I’ve never been too fond of the term “overachiever.” Most people who do and achieve more than the average human tend to be something more like over-doers. That sounds a lot more fitting, considering many of the people you see “overachieving” are probably taking Above And Beyond just a little too far.
The combination of Fear Of Missing Out (FOMO), a strong desire to help people and inspire people, and an (I would argue totally normal) dislike for boredom — and some other things I won’t mention now — I have a tendency to commit to many projects simultaneously … and then wonder why I’m so gosh darn tired all the time.
And why I haven’t seen any of the shows or movies everyone is talking about.
Or why I just heard a Billie Elish song for the first time (I had never heard of her until my day job suddenly required me to know who celebrities are and why they are famous).
I like having things to do. Especially writing things.

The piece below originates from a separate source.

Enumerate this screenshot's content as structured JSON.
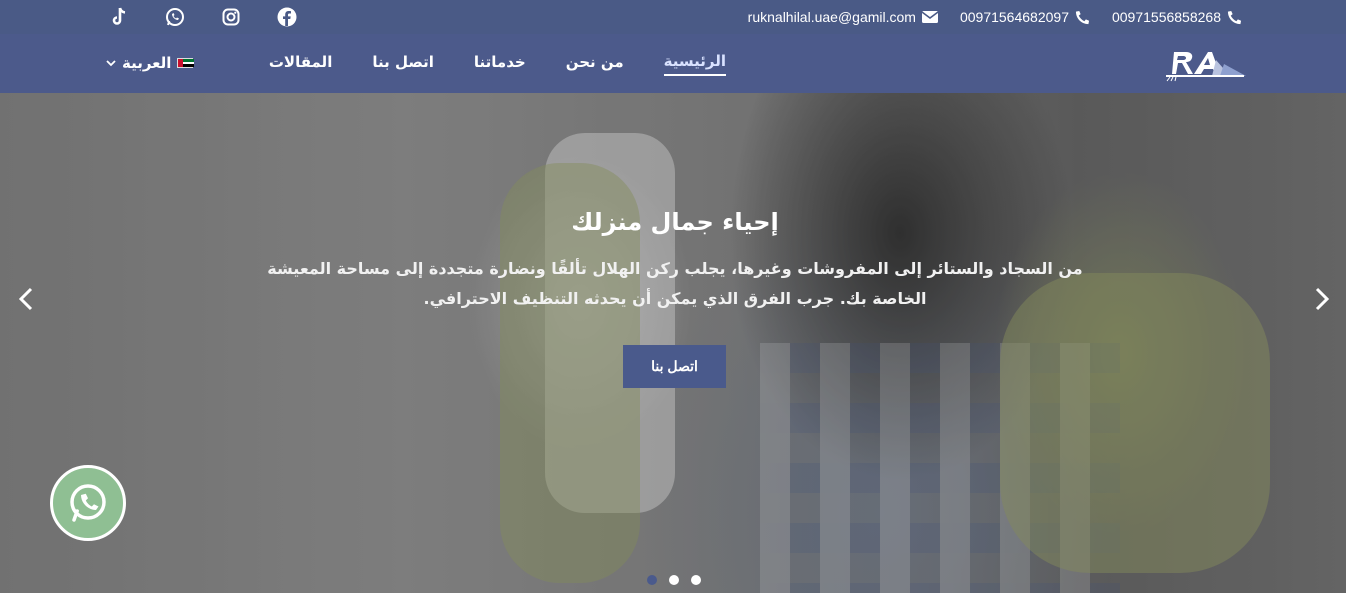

It gives my creative energy somewhere constructive to go, it makes me feel like I’m contributing something to the world. But most importantly, writing commitments are a significant source of social contact in my everyday life. I like getting to know other creative people and share ideas and learn from people who might have more experience or greater/different knowledge than me in certain areas.

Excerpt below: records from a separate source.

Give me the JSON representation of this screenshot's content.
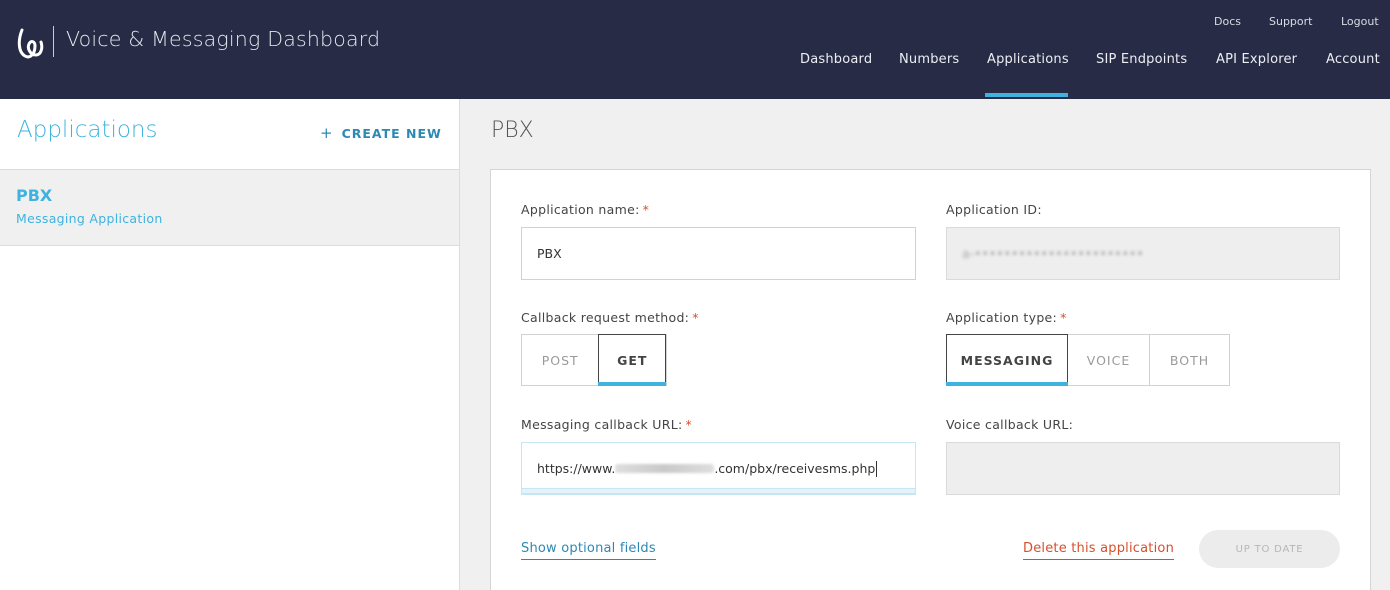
{
  "header": {
    "title": "Voice & Messaging Dashboard",
    "logo_icon": "bandwidth-logo-icon",
    "util_links": [
      "Docs",
      "Support",
      "Logout"
    ],
    "nav": [
      "Dashboard",
      "Numbers",
      "Applications",
      "SIP Endpoints",
      "API Explorer",
      "Account"
    ],
    "active_nav": "Applications",
    "bg_color": "#272b45",
    "accent_color": "#3eb3e0"
  },
  "sidebar": {
    "title": "Applications",
    "create_new_icon": "plus-icon",
    "create_new_label": "CREATE NEW",
    "items": [
      {
        "name": "PBX",
        "subtitle": "Messaging Application"
      }
    ]
  },
  "main": {
    "page_title": "PBX",
    "form": {
      "app_name_label": "Application name:",
      "app_name_value": "PBX",
      "app_id_label": "Application ID:",
      "app_id_value": "a-•••••••••••••••••••••••",
      "callback_method_label": "Callback request method:",
      "callback_methods": [
        "POST",
        "GET"
      ],
      "callback_method_selected": "GET",
      "app_type_label": "Application type:",
      "app_types": [
        "MESSAGING",
        "VOICE",
        "BOTH"
      ],
      "app_type_selected": "MESSAGING",
      "msg_callback_label": "Messaging callback URL:",
      "msg_callback_prefix": "https://www.",
      "msg_callback_suffix": ".com/pbx/receivesms.php",
      "voice_callback_label": "Voice callback URL:",
      "voice_callback_value": "",
      "required_marker": "*",
      "required_color": "#d4502c"
    },
    "show_optional_label": "Show optional fields",
    "delete_label": "Delete this application",
    "submit_label": "UP TO DATE"
  }
}
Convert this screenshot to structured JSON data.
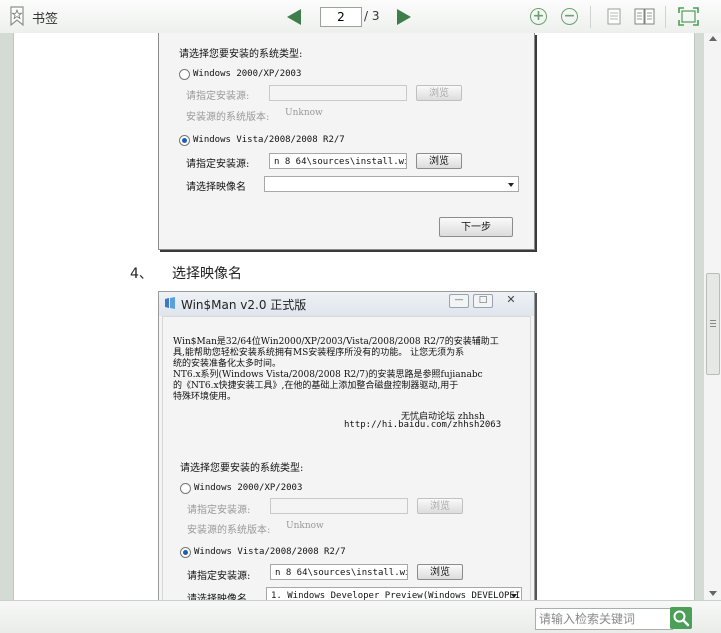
{
  "toolbar": {
    "bookmark_label": "书签",
    "current_page": "2",
    "total_pages": "/ 3"
  },
  "doc": {
    "dialog1": {
      "heading": "请选择您要安装的系统类型:",
      "opt_xp": "Windows 2000/XP/2003",
      "src_label_gray": "请指定安装源:",
      "browse_gray": "浏览",
      "version_label": "安装源的系统版本:",
      "version_value": "Unknow",
      "opt_vista": "Windows Vista/2008/2008 R2/7",
      "src_label": "请指定安装源:",
      "src_value": "n 8 64\\sources\\install.wim",
      "browse": "浏览",
      "image_label": "请选择映像名",
      "next": "下一步"
    },
    "step_num": "4、",
    "step_text": "选择映像名",
    "dialog2": {
      "title": "Win$Man v2.0 正式版",
      "intro1": "Win$Man是32/64位Win2000/XP/2003/Vista/2008/2008 R2/7的安装辅助工",
      "intro2": "具,能帮助您轻松安装系统拥有MS安装程序所没有的功能。 让您无须为系",
      "intro3": "统的安装准备化太多时间。",
      "intro4": "NT6.x系列(Windows Vista/2008/2008 R2/7)的安装思路是参照fujianabc",
      "intro5": "的《NT6.x快捷安装工具》,在他的基础上添加整合磁盘控制器驱动,用于",
      "intro6": "特殊环境使用。",
      "forum": "无忧启动论坛 zhhsh",
      "url": "http://hi.baidu.com/zhhsh2063",
      "heading": "请选择您要安装的系统类型:",
      "opt_xp": "Windows 2000/XP/2003",
      "src_label_gray": "请指定安装源:",
      "browse_gray": "浏览",
      "version_label": "安装源的系统版本:",
      "version_value": "Unknow",
      "opt_vista": "Windows Vista/2008/2008 R2/7",
      "src_label": "请指定安装源:",
      "src_value": "n 8 64\\sources\\install.wim",
      "browse": "浏览",
      "image_label": "请选择映像名",
      "image_value": "1. Windows Developer Preview(Windows DEVELOPEI"
    }
  },
  "search": {
    "placeholder": "请输入检索关键词"
  },
  "colors": {
    "accent": "#4b9f58",
    "nav_arrow": "#3f7d4a"
  }
}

But sometimes, doing a lot is not a good thing. It’s not a good thing for the editors waiting until the last minute for my work and it’s not good for my mental health.
Finding balance as a writer — in not just work but also in all the things you want to do in your life — is not easy. In fact, it may not even be possible to ever find perfect balance because things are constantly in motion and you have to learn to adapt to change in an instant.
But here’s one thing that has started working for me: saying yes to less to some things and more to others.